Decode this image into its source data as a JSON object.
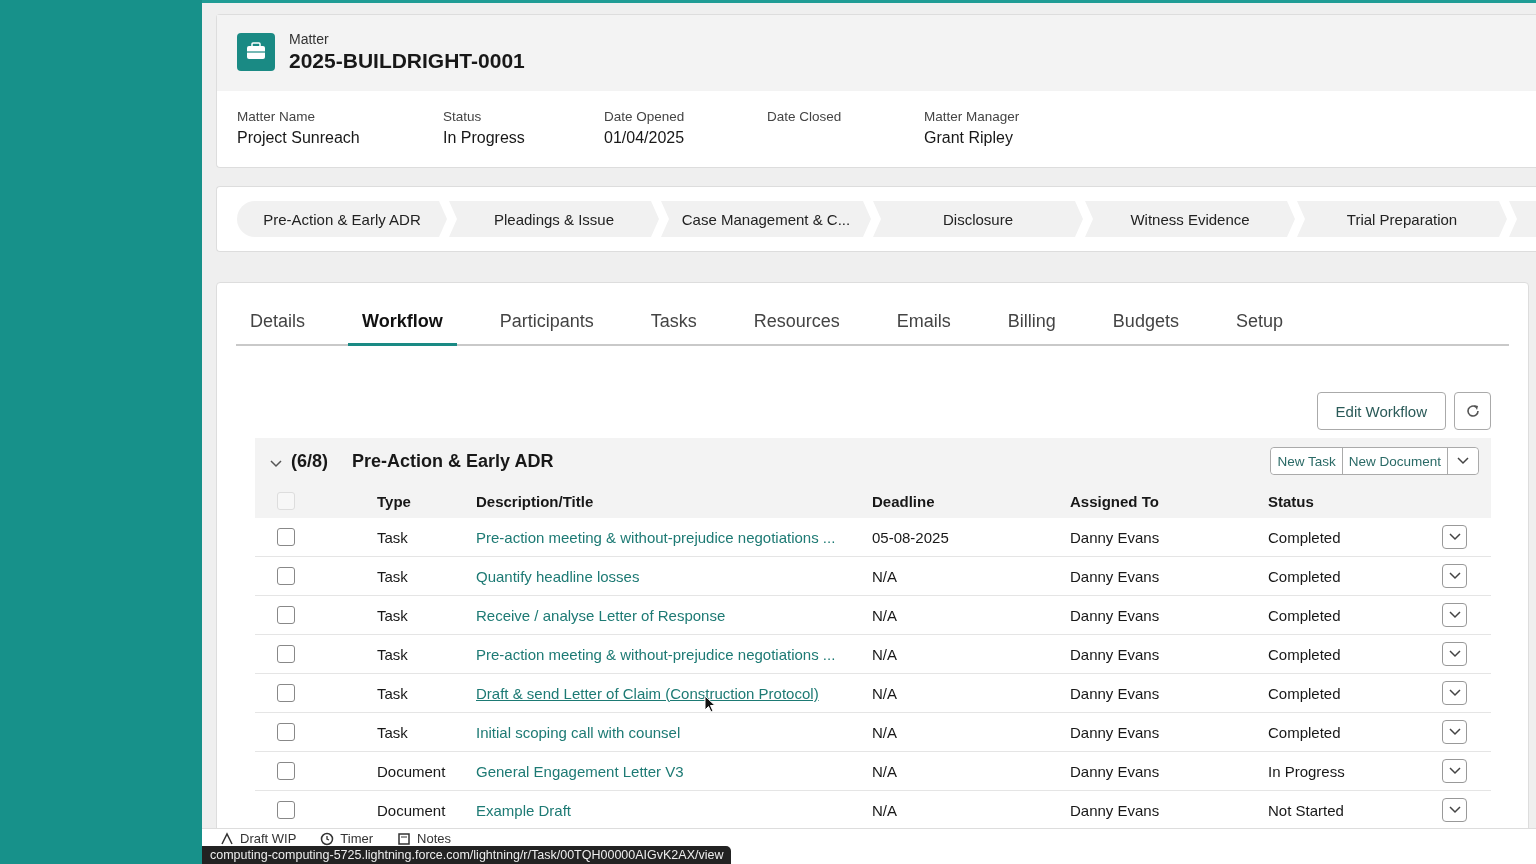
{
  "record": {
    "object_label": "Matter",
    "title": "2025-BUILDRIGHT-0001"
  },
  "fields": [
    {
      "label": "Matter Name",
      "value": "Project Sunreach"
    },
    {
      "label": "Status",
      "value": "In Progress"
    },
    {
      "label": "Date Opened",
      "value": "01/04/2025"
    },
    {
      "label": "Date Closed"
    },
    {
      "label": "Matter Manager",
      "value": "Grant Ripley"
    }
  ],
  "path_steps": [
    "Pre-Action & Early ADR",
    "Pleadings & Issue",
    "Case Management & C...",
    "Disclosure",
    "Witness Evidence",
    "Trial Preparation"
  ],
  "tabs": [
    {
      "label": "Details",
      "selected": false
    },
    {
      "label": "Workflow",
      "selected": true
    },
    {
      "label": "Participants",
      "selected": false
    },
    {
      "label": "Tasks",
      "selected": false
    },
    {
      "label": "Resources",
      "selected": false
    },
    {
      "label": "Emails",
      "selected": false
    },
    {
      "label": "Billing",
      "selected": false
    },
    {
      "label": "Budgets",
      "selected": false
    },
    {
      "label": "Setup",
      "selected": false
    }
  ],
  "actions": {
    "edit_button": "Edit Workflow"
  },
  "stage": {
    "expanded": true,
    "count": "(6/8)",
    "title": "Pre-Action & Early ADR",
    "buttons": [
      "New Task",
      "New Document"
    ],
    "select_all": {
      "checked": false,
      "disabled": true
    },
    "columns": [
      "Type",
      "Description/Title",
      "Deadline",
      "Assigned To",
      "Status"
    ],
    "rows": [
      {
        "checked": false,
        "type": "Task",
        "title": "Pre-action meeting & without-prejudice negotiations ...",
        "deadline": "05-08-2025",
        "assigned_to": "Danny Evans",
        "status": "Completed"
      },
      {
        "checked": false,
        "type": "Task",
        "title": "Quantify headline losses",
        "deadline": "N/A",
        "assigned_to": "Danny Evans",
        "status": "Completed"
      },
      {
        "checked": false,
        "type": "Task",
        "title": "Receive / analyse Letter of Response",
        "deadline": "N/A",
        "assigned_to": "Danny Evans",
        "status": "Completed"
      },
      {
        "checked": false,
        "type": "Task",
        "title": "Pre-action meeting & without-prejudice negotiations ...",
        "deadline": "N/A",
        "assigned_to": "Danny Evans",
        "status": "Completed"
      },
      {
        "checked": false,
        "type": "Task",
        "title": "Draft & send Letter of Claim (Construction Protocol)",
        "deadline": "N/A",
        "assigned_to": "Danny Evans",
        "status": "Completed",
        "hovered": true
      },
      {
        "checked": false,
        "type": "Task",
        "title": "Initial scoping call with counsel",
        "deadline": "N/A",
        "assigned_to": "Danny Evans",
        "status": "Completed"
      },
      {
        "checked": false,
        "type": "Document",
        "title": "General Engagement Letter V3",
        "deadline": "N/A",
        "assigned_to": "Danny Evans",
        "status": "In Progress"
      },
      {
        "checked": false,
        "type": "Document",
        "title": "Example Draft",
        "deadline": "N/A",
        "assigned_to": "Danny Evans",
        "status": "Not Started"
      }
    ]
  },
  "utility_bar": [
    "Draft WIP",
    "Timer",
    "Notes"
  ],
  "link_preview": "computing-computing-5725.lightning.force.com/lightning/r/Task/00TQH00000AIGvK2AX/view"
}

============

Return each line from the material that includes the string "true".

* _Exercise result_
      "selected": true
    "expanded": true,
      "disabled": true
        "hovered": true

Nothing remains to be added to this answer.